Vice President, Forestry, Coast Forest Products Association

A BC-Specific Species and Eco-Systems at Risk Legislation– An Opportunity for Policy Innovation

Les Kiss, RFP, Vice President, Forestry 
Coast Forest Products Association

Premier Horgan has tasked Environment Minister George Heyman to develop a new species at risk legislation for British Columbia. Coast Forest Products Association believes this creates an opportunity to generate made-in-BC policies and legislation which will account for the social, environmental and economic interests of British Columbians while managing species at risk.

Coastal companies have a long history of science-based, responsible habitat management for species such as the Marbled Murrelet, Northern Goshawk, Grizzly Bear, Vancouver Island Marmot and others.  We operate in a world-class regulatory land use framework that emphasizes habitat management for wildlife, fish biodiversity and species at risk.  This management approach has resulted in over 37% of the land base being designated for Wildlife Habitat Areas, Wildlife Management Areas, Ungulate Winter Ranges, Old Growth Management Areas, parks and conservation areas.  Plus, the Great Bear Rainforest Act of 2016 conserves 3.1 million hectares (85%) of temperate rainforest along BC’s coast.

Our forest companies are operating under challenging legislative conditions.  Federal and provincial legislation and strategies are misaligned and, thus, detract from the effectiveness of managing species at risk.
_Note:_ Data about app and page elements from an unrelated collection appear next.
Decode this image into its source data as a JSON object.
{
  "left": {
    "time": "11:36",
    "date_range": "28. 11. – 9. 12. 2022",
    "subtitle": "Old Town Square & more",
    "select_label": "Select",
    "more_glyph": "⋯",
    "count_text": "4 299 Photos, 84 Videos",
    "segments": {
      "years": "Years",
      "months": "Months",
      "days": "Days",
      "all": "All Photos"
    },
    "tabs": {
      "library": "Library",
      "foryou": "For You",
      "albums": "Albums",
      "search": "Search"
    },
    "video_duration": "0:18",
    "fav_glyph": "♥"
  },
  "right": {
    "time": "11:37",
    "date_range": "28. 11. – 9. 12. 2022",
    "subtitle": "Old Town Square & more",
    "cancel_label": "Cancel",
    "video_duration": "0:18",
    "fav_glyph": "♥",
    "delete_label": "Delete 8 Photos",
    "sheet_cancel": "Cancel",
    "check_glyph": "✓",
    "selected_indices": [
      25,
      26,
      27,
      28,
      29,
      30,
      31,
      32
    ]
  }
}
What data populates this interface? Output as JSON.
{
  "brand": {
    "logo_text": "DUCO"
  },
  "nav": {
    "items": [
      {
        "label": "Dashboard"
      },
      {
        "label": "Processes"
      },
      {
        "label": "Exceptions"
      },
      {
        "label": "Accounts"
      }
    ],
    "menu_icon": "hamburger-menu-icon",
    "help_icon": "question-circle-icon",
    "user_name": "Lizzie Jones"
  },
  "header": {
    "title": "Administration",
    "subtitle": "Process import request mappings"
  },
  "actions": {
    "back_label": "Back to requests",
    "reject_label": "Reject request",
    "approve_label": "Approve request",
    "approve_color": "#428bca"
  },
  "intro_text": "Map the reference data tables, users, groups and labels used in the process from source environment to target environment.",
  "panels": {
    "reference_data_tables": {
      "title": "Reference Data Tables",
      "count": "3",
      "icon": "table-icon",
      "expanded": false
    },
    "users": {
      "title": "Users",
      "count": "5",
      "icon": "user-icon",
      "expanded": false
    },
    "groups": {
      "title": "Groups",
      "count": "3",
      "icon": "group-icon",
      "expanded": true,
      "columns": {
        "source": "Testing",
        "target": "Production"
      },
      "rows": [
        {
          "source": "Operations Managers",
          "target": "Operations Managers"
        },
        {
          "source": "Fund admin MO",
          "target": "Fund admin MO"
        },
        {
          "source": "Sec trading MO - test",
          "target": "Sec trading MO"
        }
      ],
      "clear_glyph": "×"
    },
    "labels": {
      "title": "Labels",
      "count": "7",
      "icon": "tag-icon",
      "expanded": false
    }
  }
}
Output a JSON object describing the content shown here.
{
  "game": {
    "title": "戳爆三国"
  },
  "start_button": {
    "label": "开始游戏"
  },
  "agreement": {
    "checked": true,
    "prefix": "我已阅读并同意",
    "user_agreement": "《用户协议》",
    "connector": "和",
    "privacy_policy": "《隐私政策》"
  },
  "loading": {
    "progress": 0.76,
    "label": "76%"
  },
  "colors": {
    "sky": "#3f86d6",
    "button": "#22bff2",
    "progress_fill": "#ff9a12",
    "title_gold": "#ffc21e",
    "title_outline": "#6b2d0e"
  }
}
The federal Species at Risk Act (SARA) is ineffective in its process-driven one-species-at-a-time approach – yet it influences provincial decisions on habitat protection.  At a provincial level, the Identified Wildlife Management Strategy (IWMS) British Columbia uses to manage species at risk needs modernization to reflect emerging research-based management approaches.

The development of BC species at risk legislation does not need to start from scratch.  The Provincial Ministry of Environment conducted a thorough consultation process resulting in a comprehensive “Five-Year Plan for Species at Risk.” It suggested a thoughtful move from one-species-at-a-time thinking to an ecosystem, landscape and multi-species approach more appropriate for the protection and recovery of species at risk.  It also allowed for consideration of the social and economic interests of BC’s communities.  The Plan was centered around five main elements including:

  • Management at the ecosystem and landscape scale using co-location of a number of species’ needs and other values;
  • Basing decisions on transparent science where “best available information” supports the identification, management and recovery of species at risk;
  • Consideration of socio-economic implications of protection measures and consultation;
  • Applying protection for species at risk consistently across all sectors; and
  • Measuring and reporting on government’s investments in species at risk management to ensure objectives are being met and if they are effective.

Whether the 5-Year Plan is used – or another model, BC’s next species management legislation must take an innovative approach in order to better deliver ecological, social and economic outcomes. It should also bring to fruition the priorities of Premier Horgan’s mandate letters which state that good ideas and collaboration be used to build a strong, sustainable and innovative economy that works for everyone. Coast Forest welcomes the opportunity to work with Minister Heyman and his ministry to develop good legislation that can strengthen and continue to improve sustainable management of BC’s species at risk.